-- Opening Marker --

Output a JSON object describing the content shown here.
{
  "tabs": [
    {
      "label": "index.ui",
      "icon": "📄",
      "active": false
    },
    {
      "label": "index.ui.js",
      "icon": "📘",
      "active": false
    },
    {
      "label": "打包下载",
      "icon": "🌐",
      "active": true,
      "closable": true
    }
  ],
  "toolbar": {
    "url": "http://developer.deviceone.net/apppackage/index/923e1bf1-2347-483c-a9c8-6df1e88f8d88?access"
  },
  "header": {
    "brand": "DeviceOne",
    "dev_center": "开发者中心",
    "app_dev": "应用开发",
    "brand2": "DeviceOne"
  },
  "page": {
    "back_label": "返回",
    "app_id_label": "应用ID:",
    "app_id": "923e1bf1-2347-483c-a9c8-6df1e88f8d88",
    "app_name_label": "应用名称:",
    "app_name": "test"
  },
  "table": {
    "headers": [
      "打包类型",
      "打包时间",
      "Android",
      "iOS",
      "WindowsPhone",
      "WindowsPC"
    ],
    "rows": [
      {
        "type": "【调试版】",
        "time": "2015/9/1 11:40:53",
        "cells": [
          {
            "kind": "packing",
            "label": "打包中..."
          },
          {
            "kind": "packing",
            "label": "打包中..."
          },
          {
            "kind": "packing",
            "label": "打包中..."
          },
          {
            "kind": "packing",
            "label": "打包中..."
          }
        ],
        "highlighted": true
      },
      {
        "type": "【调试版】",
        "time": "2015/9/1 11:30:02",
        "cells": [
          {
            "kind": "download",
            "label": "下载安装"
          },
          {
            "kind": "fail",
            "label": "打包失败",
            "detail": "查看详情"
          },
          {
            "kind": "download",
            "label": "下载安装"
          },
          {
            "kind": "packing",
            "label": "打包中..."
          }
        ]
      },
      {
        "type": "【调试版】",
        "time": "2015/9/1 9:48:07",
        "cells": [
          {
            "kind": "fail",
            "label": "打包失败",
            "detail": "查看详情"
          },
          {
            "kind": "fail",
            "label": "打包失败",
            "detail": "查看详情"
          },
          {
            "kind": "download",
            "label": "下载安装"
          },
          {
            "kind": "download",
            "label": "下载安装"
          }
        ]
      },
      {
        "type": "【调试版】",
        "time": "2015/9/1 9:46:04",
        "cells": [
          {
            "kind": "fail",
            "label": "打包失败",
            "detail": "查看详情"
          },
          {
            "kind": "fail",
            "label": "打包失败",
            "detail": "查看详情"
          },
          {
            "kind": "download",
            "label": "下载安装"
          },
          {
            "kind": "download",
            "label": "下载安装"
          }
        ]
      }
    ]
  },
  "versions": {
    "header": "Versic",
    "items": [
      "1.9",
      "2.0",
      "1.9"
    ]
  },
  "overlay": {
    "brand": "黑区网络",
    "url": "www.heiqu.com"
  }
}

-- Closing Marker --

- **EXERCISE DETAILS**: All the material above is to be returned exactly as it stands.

- **RESULT FOR THIS TASK**:
Output a JSON object describing the content shown here.
{
  "tabs": [
    {
      "label": "index.ui",
      "icon": "📄",
      "active": false
    },
    {
      "label": "index.ui.js",
      "icon": "📘",
      "active": false
    },
    {
      "label": "打包下载",
      "icon": "🌐",
      "active": true,
      "closable": true
    }
  ],
  "toolbar": {
    "url": "http://developer.deviceone.net/apppackage/index/923e1bf1-2347-483c-a9c8-6df1e88f8d88?access"
  },
  "header": {
    "brand": "DeviceOne",
    "dev_center": "开发者中心",
    "app_dev": "应用开发",
    "brand2": "DeviceOne"
  },
  "page": {
    "back_label": "返回",
    "app_id_label": "应用ID:",
    "app_id": "923e1bf1-2347-483c-a9c8-6df1e88f8d88",
    "app_name_label": "应用名称:",
    "app_name": "test"
  },
  "table": {
    "headers": [
      "打包类型",
      "打包时间",
      "Android",
      "iOS",
      "WindowsPhone",
      "WindowsPC"
    ],
    "rows": [
      {
        "type": "【调试版】",
        "time": "2015/9/1 11:40:53",
        "cells": [
          {
            "kind": "packing",
            "label": "打包中..."
          },
          {
            "kind": "packing",
            "label": "打包中..."
          },
          {
            "kind": "packing",
            "label": "打包中..."
          },
          {
            "kind": "packing",
            "label": "打包中..."
          }
        ],
        "highlighted": true
      },
      {
        "type": "【调试版】",
        "time": "2015/9/1 11:30:02",
        "cells": [
          {
            "kind": "download",
            "label": "下载安装"
          },
          {
            "kind": "fail",
            "label": "打包失败",
            "detail": "查看详情"
          },
          {
            "kind": "download",
            "label": "下载安装"
          },
          {
            "kind": "packing",
            "label": "打包中..."
          }
        ]
      },
      {
        "type": "【调试版】",
        "time": "2015/9/1 9:48:07",
        "cells": [
          {
            "kind": "fail",
            "label": "打包失败",
            "detail": "查看详情"
          },
          {
            "kind": "fail",
            "label": "打包失败",
            "detail": "查看详情"
          },
          {
            "kind": "download",
            "label": "下载安装"
          },
          {
            "kind": "download",
            "label": "下载安装"
          }
        ]
      },
      {
        "type": "【调试版】",
        "time": "2015/9/1 9:46:04",
        "cells": [
          {
            "kind": "fail",
            "label": "打包失败",
            "detail": "查看详情"
          },
          {
            "kind": "fail",
            "label": "打包失败",
            "detail": "查看详情"
          },
          {
            "kind": "download",
            "label": "下载安装"
          },
          {
            "kind": "download",
            "label": "下载安装"
          }
        ]
      }
    ]
  },
  "versions": {
    "header": "Versic",
    "items": [
      "1.9",
      "2.0",
      "1.9"
    ]
  },
  "overlay": {
    "brand": "黑区网络",
    "url": "www.heiqu.com"
  }
}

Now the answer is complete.